The above alarming findings were the result of a research jointly conducted by Thai Education Foundation, Thai Health Promotion Foundation, Field Alliance of Chiang Mai University and Greenpeace Thailand during July 2017-October 2018 on student lunches in 55 schools in Chiang Mai, Pathum Thani, Sakon Nakhon and Phang-nga provinces.
Vegetables which are widely used in student lunches which were tested include carrot, cabbage, Chinese cabbage, kale, long bean and tomato. However, only two types of chemicals were tested – organophosphate and pyrethrum because organophosphate are widely used in insecticides for fruits and vegetables.
Thai Education Foundation secretary-general Marut Jatikate said that the most alarming findings appear to be the organophosphate residue found in 99 percent of the 436 urine samples from students and teachers in the four provinces.
Organophosphate poisoning symptoms include increased saliva and tear production, diarrhea, vomiting, small pupils, sweating, muscle tremors and confusion.
He said that the tests this time focused on two chemicals – organophosphate and pyrethrum – but they should have covered more toxic chemicals.
Nevertheless, he said findings from this research would be sent to the schools and parents of students in order that they would change the menu of student lunches but switching from mass-produced vegetables and fruits to organic vegetables and fruits which should be safer.

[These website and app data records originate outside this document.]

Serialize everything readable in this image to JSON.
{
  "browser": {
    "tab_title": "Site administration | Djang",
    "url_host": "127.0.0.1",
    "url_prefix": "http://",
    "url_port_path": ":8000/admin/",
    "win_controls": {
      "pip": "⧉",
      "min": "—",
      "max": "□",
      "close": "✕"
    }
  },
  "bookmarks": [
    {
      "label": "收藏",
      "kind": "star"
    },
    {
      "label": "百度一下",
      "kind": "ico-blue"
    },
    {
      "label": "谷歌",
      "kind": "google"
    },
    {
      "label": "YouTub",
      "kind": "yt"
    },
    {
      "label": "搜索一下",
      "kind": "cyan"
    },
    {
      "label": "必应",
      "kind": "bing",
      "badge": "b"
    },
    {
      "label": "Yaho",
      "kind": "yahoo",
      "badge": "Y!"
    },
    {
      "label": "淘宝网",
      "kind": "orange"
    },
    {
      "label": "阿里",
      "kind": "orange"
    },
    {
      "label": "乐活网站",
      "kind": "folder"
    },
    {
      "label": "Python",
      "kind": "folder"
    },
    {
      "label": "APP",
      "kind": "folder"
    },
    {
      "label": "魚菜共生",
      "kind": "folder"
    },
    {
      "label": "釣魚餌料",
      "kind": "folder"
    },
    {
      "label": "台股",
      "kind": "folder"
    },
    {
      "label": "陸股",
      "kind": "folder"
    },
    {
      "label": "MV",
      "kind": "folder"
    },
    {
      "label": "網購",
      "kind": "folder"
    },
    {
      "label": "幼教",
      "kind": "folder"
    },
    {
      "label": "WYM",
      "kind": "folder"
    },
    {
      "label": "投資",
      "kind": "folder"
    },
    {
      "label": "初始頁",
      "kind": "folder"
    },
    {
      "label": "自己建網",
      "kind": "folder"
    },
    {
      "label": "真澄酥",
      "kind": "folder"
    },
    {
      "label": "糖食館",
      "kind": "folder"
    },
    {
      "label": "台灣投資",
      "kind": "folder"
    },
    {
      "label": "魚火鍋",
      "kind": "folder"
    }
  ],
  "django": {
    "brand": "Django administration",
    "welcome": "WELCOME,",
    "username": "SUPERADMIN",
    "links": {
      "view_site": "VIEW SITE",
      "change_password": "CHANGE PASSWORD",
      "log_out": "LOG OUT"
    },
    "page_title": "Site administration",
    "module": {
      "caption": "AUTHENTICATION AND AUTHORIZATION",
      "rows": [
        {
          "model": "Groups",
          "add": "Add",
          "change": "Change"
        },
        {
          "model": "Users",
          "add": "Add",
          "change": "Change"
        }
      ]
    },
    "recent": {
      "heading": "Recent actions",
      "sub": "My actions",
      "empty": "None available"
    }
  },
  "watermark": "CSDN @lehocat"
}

Besides the unsafe fruits and vegetables, Mr Marut said meat, meat balls and sausages used in student lunches were also found to be contaminated with borax and formalin.